Five days ago, I stopped my car as two does crossed the road. I looked at my bag on the passenger seat, fleetingly, as in “where’s my phone?” and then looked up as several others followed. I kept my hands on the wheel and paused to take in this experience. Slowly I rolled on to the next stop sign. Eight more emerged from a corner yard, looking at me for reassurance. I stopped again to watch their graceful crossing.
Our brains and bodies work as a team. Mine haven’t been so successful lately. Anxious thoughts and existential gloom have been doing their bugle call around 2–4 am for the last few weeks.
I’m not just awake. I cannot shake the bodily sensation that I’ve forgotten to do something. That something needs my attention. Immediately.
Just as excessive screen use correlates to poor health outcomes, so does a lack of time spent in nature.

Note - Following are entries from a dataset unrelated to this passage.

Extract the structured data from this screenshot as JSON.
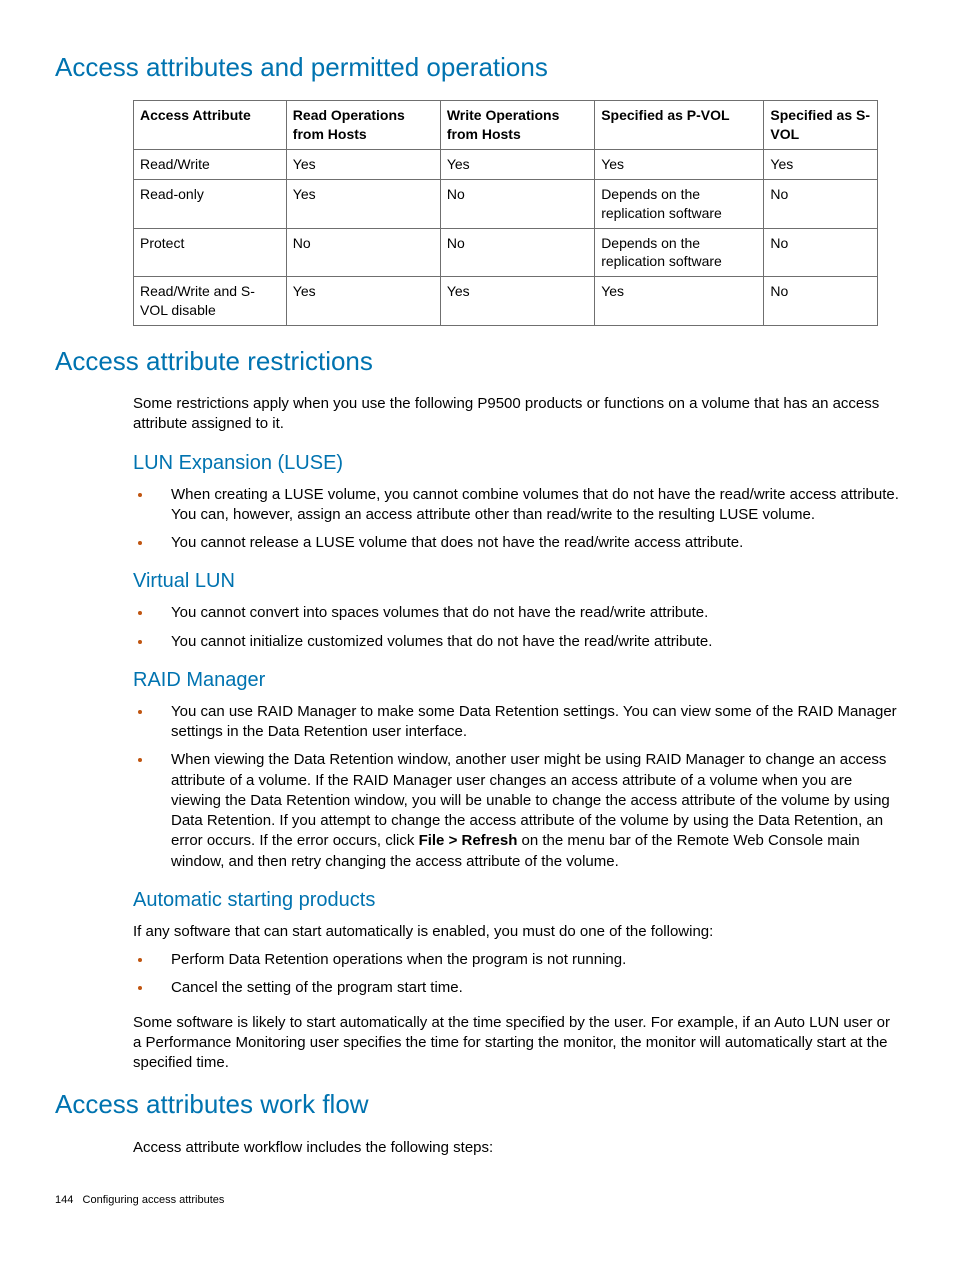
{
  "headings": {
    "h1a": "Access attributes and permitted operations",
    "h1b": "Access attribute restrictions",
    "h1c": "Access attributes work flow",
    "luse": "LUN Expansion (LUSE)",
    "vlun": "Virtual LUN",
    "raid": "RAID Manager",
    "auto": "Automatic starting products"
  },
  "table": {
    "headers": {
      "c0": "Access Attribute",
      "c1": "Read Operations from Hosts",
      "c2": "Write Operations from Hosts",
      "c3": "Specified as P-VOL",
      "c4": "Specified as S-VOL"
    },
    "rows": [
      {
        "c0": "Read/Write",
        "c1": "Yes",
        "c2": "Yes",
        "c3": "Yes",
        "c4": "Yes"
      },
      {
        "c0": "Read-only",
        "c1": "Yes",
        "c2": "No",
        "c3": "Depends on the replication software",
        "c4": "No"
      },
      {
        "c0": "Protect",
        "c1": "No",
        "c2": "No",
        "c3": "Depends on the replication software",
        "c4": "No"
      },
      {
        "c0": "Read/Write and S-VOL disable",
        "c1": "Yes",
        "c2": "Yes",
        "c3": "Yes",
        "c4": "No"
      }
    ]
  },
  "para": {
    "restrictions_intro": "Some restrictions apply when you use the following P9500 products or functions on a volume that has an access attribute assigned to it.",
    "luse1": "When creating a LUSE volume, you cannot combine volumes that do not have the read/write access attribute. You can, however, assign an access attribute other than read/write to the resulting LUSE volume.",
    "luse2": "You cannot release a LUSE volume that does not have the read/write access attribute.",
    "vlun1": "You cannot convert into spaces volumes that do not have the read/write attribute.",
    "vlun2": "You cannot initialize customized volumes that do not have the read/write attribute.",
    "raid1": "You can use RAID Manager to make some Data Retention settings. You can view some of the RAID Manager settings in the Data Retention user interface.",
    "raid2a": "When viewing the Data Retention window, another user might be using RAID Manager to change an access attribute of a volume. If the RAID Manager user changes an access attribute of a volume when you are viewing the Data Retention window, you will be unable to change the access attribute of the volume by using Data Retention. If you attempt to change the access attribute of the volume by using the Data Retention, an error occurs. If the error occurs, click ",
    "raid2bold": "File > Refresh",
    "raid2b": " on the menu bar of the Remote Web Console main window, and then retry changing the access attribute of the volume.",
    "auto_intro": "If any software that can start automatically is enabled, you must do one of the following:",
    "auto1": "Perform Data Retention operations when the program is not running.",
    "auto2": "Cancel the setting of the program start time.",
    "auto_outro": "Some software is likely to start automatically at the time specified by the user. For example, if an Auto LUN user or a Performance Monitoring user specifies the time for starting the monitor, the monitor will automatically start at the specified time.",
    "workflow": "Access attribute workflow includes the following steps:"
  },
  "footer": {
    "page": "144",
    "title": "Configuring access attributes"
  }
}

Being outside is linked to improved blood pressure, obesity, other chronic health conditions. The great outdoors can also lower stress, and increase positive emotions, attention, and cognitive functioning.
Here is a new code of conduct I wrote to keep myself accountable:
- Schedule at least one (30 min) walk per day around my neighborhood or a green space. Lock my phone in the car or turn it off while I walk.
- Commit to 15–30 minutes for stretching or join a yoga class — every other day.
- No meals with electronic devices (no headphones or buds, either).
- Time box use of all devices. Cut them off two hours before bedtime.
This will be hard. Today is Day 1. I don’t want to return to the first half of my life. I just need to get back to my own nature.